• Michael Cox is a former National MP.
On becoming the British Prime Minister, Benjamin Disraeli was quoted as saying, "I have climbed to the top of the greasy pole." Whilst I wouldn't demean Disraeli, one of England's outstanding politicians, by likening him to Winston Peters, there are similarities. Getting to the top of that political greasy pole is one of them.
We were given a big clue last week that that's where Winston wants to be, in the Prime Minister's seat. His old friend and former New Zealand First Member of Parliament, Tuariki Delamere, fired a shot across the bows of the leader of the Labour Party, Jacinda Ardern, by suggesting she consider making Winston her joint Prime Minister.
Now, with a weather eye on politics, especially in these stormy times, one knows these sorts of statements don't "just happen". Tuariki didn't suddenly have this sudden flash of inspiration. It's my pick he had a phone call from his old mate Winston suggesting that such a comment would be well placed in the overall plan of things. He, in my view, happily complied, probably with an eye on future appointments that may be made.
At this point Ardern has wisely not responded, a wise decision.
Of course our rather sad MMP system of electing governments is to blame for this pretty political pickle in which we now find ourselves. First used by the Germans to ensure that another Hitler never became Chancellor, they now have adjusted their MMP system so that the leader of the party which gleans the most votes can become their Chancellor.*
This enables that person to lead the process of pulling together a Coalition Government. In New Zealand we allow the opposite and the leader of the smallest party to do just that - crazy, undemocratic and I sense it is making people angry with the system.
So this is Winston's last shot at fame, glory and to manipulate a legacy greater than Disraeli's. He's had most of the roles most politicians would covert - Deputy Prime Minister, Treasurer, Foreign Minister and Minister of Maori Affairs; what more could he aspire to? Well of course - Prime Minister.
I'm sure sometime before the special votes have been counted he will ask both Bill English and Jacinda Ardern for the position of Prime Minister as the price for his party's support on supply and confidence. He has nothing to lose.
Both I'm sure will refuse the offer. Bill English will then form a minority government; Winston will take his party to the cross benches where he can control the whole shooting match as a de facto Prime Minister. It releases him from all the hard work of being part of governing; but keeps him in the spotlight - his favourite position.

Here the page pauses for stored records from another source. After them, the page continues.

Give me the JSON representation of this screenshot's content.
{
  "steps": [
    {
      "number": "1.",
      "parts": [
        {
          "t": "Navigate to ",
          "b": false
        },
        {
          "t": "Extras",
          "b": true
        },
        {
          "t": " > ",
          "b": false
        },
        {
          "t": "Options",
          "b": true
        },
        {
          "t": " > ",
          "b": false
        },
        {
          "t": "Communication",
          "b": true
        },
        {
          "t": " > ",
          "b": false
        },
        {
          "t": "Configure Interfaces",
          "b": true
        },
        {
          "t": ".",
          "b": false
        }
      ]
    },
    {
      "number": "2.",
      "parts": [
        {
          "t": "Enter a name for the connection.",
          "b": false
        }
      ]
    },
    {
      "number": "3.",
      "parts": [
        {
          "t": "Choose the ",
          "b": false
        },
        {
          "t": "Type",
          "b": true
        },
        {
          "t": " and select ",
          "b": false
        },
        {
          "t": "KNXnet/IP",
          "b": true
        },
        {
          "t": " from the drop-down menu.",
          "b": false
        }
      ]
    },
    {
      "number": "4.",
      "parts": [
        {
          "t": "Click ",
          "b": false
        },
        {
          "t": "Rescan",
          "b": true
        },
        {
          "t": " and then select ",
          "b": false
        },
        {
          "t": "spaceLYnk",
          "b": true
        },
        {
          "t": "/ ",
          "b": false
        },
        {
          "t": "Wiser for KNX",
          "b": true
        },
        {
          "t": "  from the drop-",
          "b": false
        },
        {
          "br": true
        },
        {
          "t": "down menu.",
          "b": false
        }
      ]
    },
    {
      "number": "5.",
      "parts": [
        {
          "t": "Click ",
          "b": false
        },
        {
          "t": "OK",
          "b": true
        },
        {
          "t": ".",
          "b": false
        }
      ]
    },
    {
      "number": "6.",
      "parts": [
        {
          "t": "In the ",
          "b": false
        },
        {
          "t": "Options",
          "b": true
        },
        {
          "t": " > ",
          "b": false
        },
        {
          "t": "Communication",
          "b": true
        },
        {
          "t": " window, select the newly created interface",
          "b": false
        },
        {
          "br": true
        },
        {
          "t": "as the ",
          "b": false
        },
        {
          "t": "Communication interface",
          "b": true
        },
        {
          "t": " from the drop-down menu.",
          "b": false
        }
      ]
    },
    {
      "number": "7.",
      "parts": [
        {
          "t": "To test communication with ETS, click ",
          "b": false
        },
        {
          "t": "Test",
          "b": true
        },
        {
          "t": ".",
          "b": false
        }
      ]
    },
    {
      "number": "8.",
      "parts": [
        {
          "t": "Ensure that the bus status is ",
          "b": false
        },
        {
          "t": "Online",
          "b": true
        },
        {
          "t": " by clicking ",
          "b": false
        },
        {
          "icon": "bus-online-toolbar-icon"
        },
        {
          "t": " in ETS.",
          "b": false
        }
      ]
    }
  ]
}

Of course, maybe sense will prevail and a grand coalition 'tween the Nats and Labour will take all the steam out of Winston's sails. Or maybe the small coven on the hard left of the Greens can be convinced of the benefits to the green cause by being attached to government are worth the effort.
Again the similarity 'tween Benjamin and Winston occurs at this point. Disraeli said, "We should never lose an occasion. Opportunity is more powerful even than conquerors and prophets." Oh that Winston could match Dizzy's words but he certainly is trying to match his deeds.
For New Zealand such a hung Parliament would, in my view and bearing in mind Peters' track record, not last more than a year and then back to the election boxes.
I'm sure by then Winston could have squeezed a knighthood out of the system. Arise Sir Winnie and disappear into quiet oblivion - maybe.
* The German Constitution, Article 63, provides that the person who receives the votes of a majority of members of the Bundestag (lower chamber of the federal Parliament) shall be elected Federal Chancellor. If no person has a majority in the Bundestag the person who receives the largest number of votes shall be elected. If that person cannot win a majority at an election in the Bundestag within seven days, the Federal President can either appoint that person Chancellor or dissolve the Bundestag for a new general election. - Editor